◆ **Work task**: Please repeat the entries word for word and keep the images out.

◆ **Supplied records**:

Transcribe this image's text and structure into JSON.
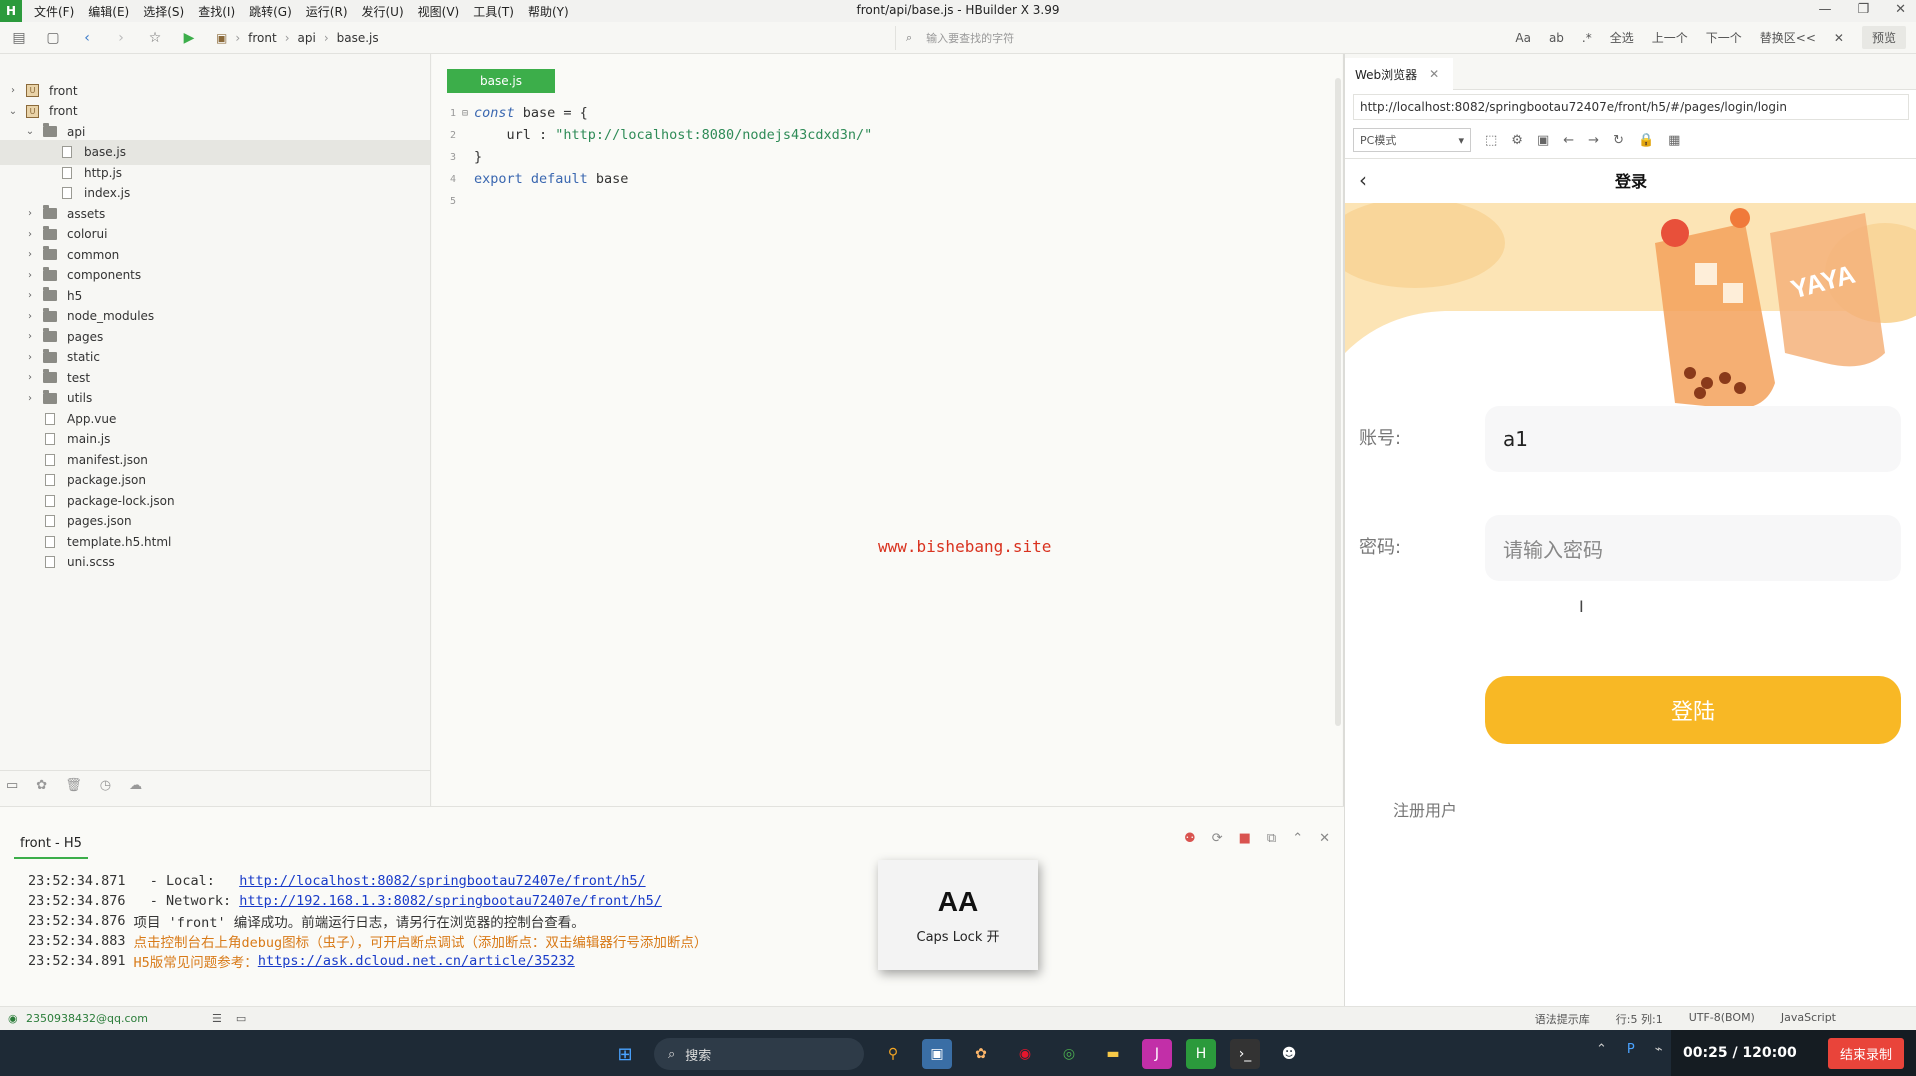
{
  "window": {
    "title": "front/api/base.js - HBuilder X 3.99",
    "menu": [
      "文件(F)",
      "编辑(E)",
      "选择(S)",
      "查找(I)",
      "跳转(G)",
      "运行(R)",
      "发行(U)",
      "视图(V)",
      "工具(T)",
      "帮助(Y)"
    ]
  },
  "toolbar": {
    "breadcrumb": [
      "front",
      "api",
      "base.js"
    ],
    "find_placeholder": "输入要查找的字符",
    "find_tools": [
      "全选",
      "上一个",
      "下一个",
      "替换区<<"
    ],
    "preview_label": "预览"
  },
  "tree": {
    "items": [
      {
        "label": "front",
        "kind": "project",
        "depth": 0,
        "arrow": "›"
      },
      {
        "label": "front",
        "kind": "project",
        "depth": 0,
        "arrow": "⌄"
      },
      {
        "label": "api",
        "kind": "folder",
        "depth": 1,
        "arrow": "⌄"
      },
      {
        "label": "base.js",
        "kind": "file",
        "depth": 2,
        "arrow": "",
        "selected": true
      },
      {
        "label": "http.js",
        "kind": "file",
        "depth": 2,
        "arrow": ""
      },
      {
        "label": "index.js",
        "kind": "file",
        "depth": 2,
        "arrow": ""
      },
      {
        "label": "assets",
        "kind": "folder",
        "depth": 1,
        "arrow": "›"
      },
      {
        "label": "colorui",
        "kind": "folder",
        "depth": 1,
        "arrow": "›"
      },
      {
        "label": "common",
        "kind": "folder",
        "depth": 1,
        "arrow": "›"
      },
      {
        "label": "components",
        "kind": "folder",
        "depth": 1,
        "arrow": "›"
      },
      {
        "label": "h5",
        "kind": "folder",
        "depth": 1,
        "arrow": "›"
      },
      {
        "label": "node_modules",
        "kind": "folder",
        "depth": 1,
        "arrow": "›"
      },
      {
        "label": "pages",
        "kind": "folder",
        "depth": 1,
        "arrow": "›"
      },
      {
        "label": "static",
        "kind": "folder",
        "depth": 1,
        "arrow": "›"
      },
      {
        "label": "test",
        "kind": "folder",
        "depth": 1,
        "arrow": "›"
      },
      {
        "label": "utils",
        "kind": "folder",
        "depth": 1,
        "arrow": "›"
      },
      {
        "label": "App.vue",
        "kind": "file",
        "depth": 1,
        "arrow": ""
      },
      {
        "label": "main.js",
        "kind": "file",
        "depth": 1,
        "arrow": ""
      },
      {
        "label": "manifest.json",
        "kind": "file",
        "depth": 1,
        "arrow": ""
      },
      {
        "label": "package.json",
        "kind": "file",
        "depth": 1,
        "arrow": ""
      },
      {
        "label": "package-lock.json",
        "kind": "file",
        "depth": 1,
        "arrow": ""
      },
      {
        "label": "pages.json",
        "kind": "file",
        "depth": 1,
        "arrow": ""
      },
      {
        "label": "template.h5.html",
        "kind": "file",
        "depth": 1,
        "arrow": ""
      },
      {
        "label": "uni.scss",
        "kind": "file",
        "depth": 1,
        "arrow": ""
      }
    ]
  },
  "editor": {
    "tab_label": "base.js",
    "lines": [
      {
        "num": "1",
        "fold": "⊟",
        "parts": [
          {
            "t": "const",
            "c": "kw"
          },
          {
            "t": " base = {",
            "c": "plain"
          }
        ]
      },
      {
        "num": "2",
        "fold": "",
        "parts": [
          {
            "t": "    url : ",
            "c": "plain"
          },
          {
            "t": "\"http://localhost:8080/nodejs43cdxd3n/\"",
            "c": "str"
          }
        ]
      },
      {
        "num": "3",
        "fold": "",
        "parts": [
          {
            "t": "}",
            "c": "plain"
          }
        ]
      },
      {
        "num": "4",
        "fold": "",
        "parts": [
          {
            "t": "export default",
            "c": "kw2"
          },
          {
            "t": " base",
            "c": "plain"
          }
        ]
      },
      {
        "num": "5",
        "fold": "",
        "parts": []
      }
    ],
    "watermark": "www.bishebang.site"
  },
  "console": {
    "tab_label": "front - H5",
    "lines": [
      {
        "time": "23:52:34.871",
        "parts": [
          {
            "t": "  - Local:   ",
            "c": "plain"
          },
          {
            "t": "http://localhost:8082/springbootau72407e/front/h5/",
            "c": "link"
          }
        ]
      },
      {
        "time": "23:52:34.876",
        "parts": [
          {
            "t": "  - Network: ",
            "c": "plain"
          },
          {
            "t": "http://192.168.1.3:8082/springbootau72407e/front/h5/",
            "c": "link"
          }
        ]
      },
      {
        "time": "23:52:34.876",
        "parts": [
          {
            "t": "项目 'front' 编译成功。前端运行日志，请另行在浏览器的控制台查看。",
            "c": "plain"
          }
        ]
      },
      {
        "time": "23:52:34.883",
        "parts": [
          {
            "t": "点击控制台右上角debug图标（虫子），可开启断点调试（添加断点：双击编辑器行号添加断点）",
            "c": "orange"
          }
        ]
      },
      {
        "time": "23:52:34.891",
        "parts": [
          {
            "t": "H5版常见问题参考：",
            "c": "orange"
          },
          {
            "t": "https://ask.dcloud.net.cn/article/35232",
            "c": "link"
          }
        ]
      }
    ]
  },
  "capslock": {
    "glyph": "AA",
    "label": "Caps Lock 开"
  },
  "statusbar": {
    "email": "2350938432@qq.com",
    "right": [
      "语法提示库",
      "行:5  列:1",
      "UTF-8(BOM)",
      "JavaScript"
    ]
  },
  "browser": {
    "tab_label": "Web浏览器",
    "url": "http://localhost:8082/springbootau72407e/front/h5/#/pages/login/login",
    "mode": "PC模式",
    "page": {
      "title": "登录",
      "account_label": "账号:",
      "account_value": "a1",
      "password_label": "密码:",
      "password_placeholder": "请输入密码",
      "login_button": "登陆",
      "register_link": "注册用户"
    }
  },
  "taskbar": {
    "search_label": "搜索",
    "recorder_time": "00:25 / 120:00",
    "recorder_button": "结束录制"
  },
  "colors": {
    "accent": "#3cae4a",
    "login_button": "#f8b825",
    "link": "#1a3cc9",
    "warning": "#d87a18",
    "watermark": "#d9321f"
  }
}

◆ **Output for this exercise**:
Transcribe this image's text and structure into JSON.
{
  "window": {
    "title": "front/api/base.js - HBuilder X 3.99",
    "menu": [
      "文件(F)",
      "编辑(E)",
      "选择(S)",
      "查找(I)",
      "跳转(G)",
      "运行(R)",
      "发行(U)",
      "视图(V)",
      "工具(T)",
      "帮助(Y)"
    ]
  },
  "toolbar": {
    "breadcrumb": [
      "front",
      "api",
      "base.js"
    ],
    "find_placeholder": "输入要查找的字符",
    "find_tools": [
      "全选",
      "上一个",
      "下一个",
      "替换区<<"
    ],
    "preview_label": "预览"
  },
  "tree": {
    "items": [
      {
        "label": "front",
        "kind": "project",
        "depth": 0,
        "arrow": "›"
      },
      {
        "label": "front",
        "kind": "project",
        "depth": 0,
        "arrow": "⌄"
      },
      {
        "label": "api",
        "kind": "folder",
        "depth": 1,
        "arrow": "⌄"
      },
      {
        "label": "base.js",
        "kind": "file",
        "depth": 2,
        "arrow": "",
        "selected": true
      },
      {
        "label": "http.js",
        "kind": "file",
        "depth": 2,
        "arrow": ""
      },
      {
        "label": "index.js",
        "kind": "file",
        "depth": 2,
        "arrow": ""
      },
      {
        "label": "assets",
        "kind": "folder",
        "depth": 1,
        "arrow": "›"
      },
      {
        "label": "colorui",
        "kind": "folder",
        "depth": 1,
        "arrow": "›"
      },
      {
        "label": "common",
        "kind": "folder",
        "depth": 1,
        "arrow": "›"
      },
      {
        "label": "components",
        "kind": "folder",
        "depth": 1,
        "arrow": "›"
      },
      {
        "label": "h5",
        "kind": "folder",
        "depth": 1,
        "arrow": "›"
      },
      {
        "label": "node_modules",
        "kind": "folder",
        "depth": 1,
        "arrow": "›"
      },
      {
        "label": "pages",
        "kind": "folder",
        "depth": 1,
        "arrow": "›"
      },
      {
        "label": "static",
        "kind": "folder",
        "depth": 1,
        "arrow": "›"
      },
      {
        "label": "test",
        "kind": "folder",
        "depth": 1,
        "arrow": "›"
      },
      {
        "label": "utils",
        "kind": "folder",
        "depth": 1,
        "arrow": "›"
      },
      {
        "label": "App.vue",
        "kind": "file",
        "depth": 1,
        "arrow": ""
      },
      {
        "label": "main.js",
        "kind": "file",
        "depth": 1,
        "arrow": ""
      },
      {
        "label": "manifest.json",
        "kind": "file",
        "depth": 1,
        "arrow": ""
      },
      {
        "label": "package.json",
        "kind": "file",
        "depth": 1,
        "arrow": ""
      },
      {
        "label": "package-lock.json",
        "kind": "file",
        "depth": 1,
        "arrow": ""
      },
      {
        "label": "pages.json",
        "kind": "file",
        "depth": 1,
        "arrow": ""
      },
      {
        "label": "template.h5.html",
        "kind": "file",
        "depth": 1,
        "arrow": ""
      },
      {
        "label": "uni.scss",
        "kind": "file",
        "depth": 1,
        "arrow": ""
      }
    ]
  },
  "editor": {
    "tab_label": "base.js",
    "lines": [
      {
        "num": "1",
        "fold": "⊟",
        "parts": [
          {
            "t": "const",
            "c": "kw"
          },
          {
            "t": " base = {",
            "c": "plain"
          }
        ]
      },
      {
        "num": "2",
        "fold": "",
        "parts": [
          {
            "t": "    url : ",
            "c": "plain"
          },
          {
            "t": "\"http://localhost:8080/nodejs43cdxd3n/\"",
            "c": "str"
          }
        ]
      },
      {
        "num": "3",
        "fold": "",
        "parts": [
          {
            "t": "}",
            "c": "plain"
          }
        ]
      },
      {
        "num": "4",
        "fold": "",
        "parts": [
          {
            "t": "export default",
            "c": "kw2"
          },
          {
            "t": " base",
            "c": "plain"
          }
        ]
      },
      {
        "num": "5",
        "fold": "",
        "parts": []
      }
    ],
    "watermark": "www.bishebang.site"
  },
  "console": {
    "tab_label": "front - H5",
    "lines": [
      {
        "time": "23:52:34.871",
        "parts": [
          {
            "t": "  - Local:   ",
            "c": "plain"
          },
          {
            "t": "http://localhost:8082/springbootau72407e/front/h5/",
            "c": "link"
          }
        ]
      },
      {
        "time": "23:52:34.876",
        "parts": [
          {
            "t": "  - Network: ",
            "c": "plain"
          },
          {
            "t": "http://192.168.1.3:8082/springbootau72407e/front/h5/",
            "c": "link"
          }
        ]
      },
      {
        "time": "23:52:34.876",
        "parts": [
          {
            "t": "项目 'front' 编译成功。前端运行日志，请另行在浏览器的控制台查看。",
            "c": "plain"
          }
        ]
      },
      {
        "time": "23:52:34.883",
        "parts": [
          {
            "t": "点击控制台右上角debug图标（虫子），可开启断点调试（添加断点：双击编辑器行号添加断点）",
            "c": "orange"
          }
        ]
      },
      {
        "time": "23:52:34.891",
        "parts": [
          {
            "t": "H5版常见问题参考：",
            "c": "orange"
          },
          {
            "t": "https://ask.dcloud.net.cn/article/35232",
            "c": "link"
          }
        ]
      }
    ]
  },
  "capslock": {
    "glyph": "AA",
    "label": "Caps Lock 开"
  },
  "statusbar": {
    "email": "2350938432@qq.com",
    "right": [
      "语法提示库",
      "行:5  列:1",
      "UTF-8(BOM)",
      "JavaScript"
    ]
  },
  "browser": {
    "tab_label": "Web浏览器",
    "url": "http://localhost:8082/springbootau72407e/front/h5/#/pages/login/login",
    "mode": "PC模式",
    "page": {
      "title": "登录",
      "account_label": "账号:",
      "account_value": "a1",
      "password_label": "密码:",
      "password_placeholder": "请输入密码",
      "login_button": "登陆",
      "register_link": "注册用户"
    }
  },
  "taskbar": {
    "search_label": "搜索",
    "recorder_time": "00:25 / 120:00",
    "recorder_button": "结束录制"
  },
  "colors": {
    "accent": "#3cae4a",
    "login_button": "#f8b825",
    "link": "#1a3cc9",
    "warning": "#d87a18",
    "watermark": "#d9321f"
  }
}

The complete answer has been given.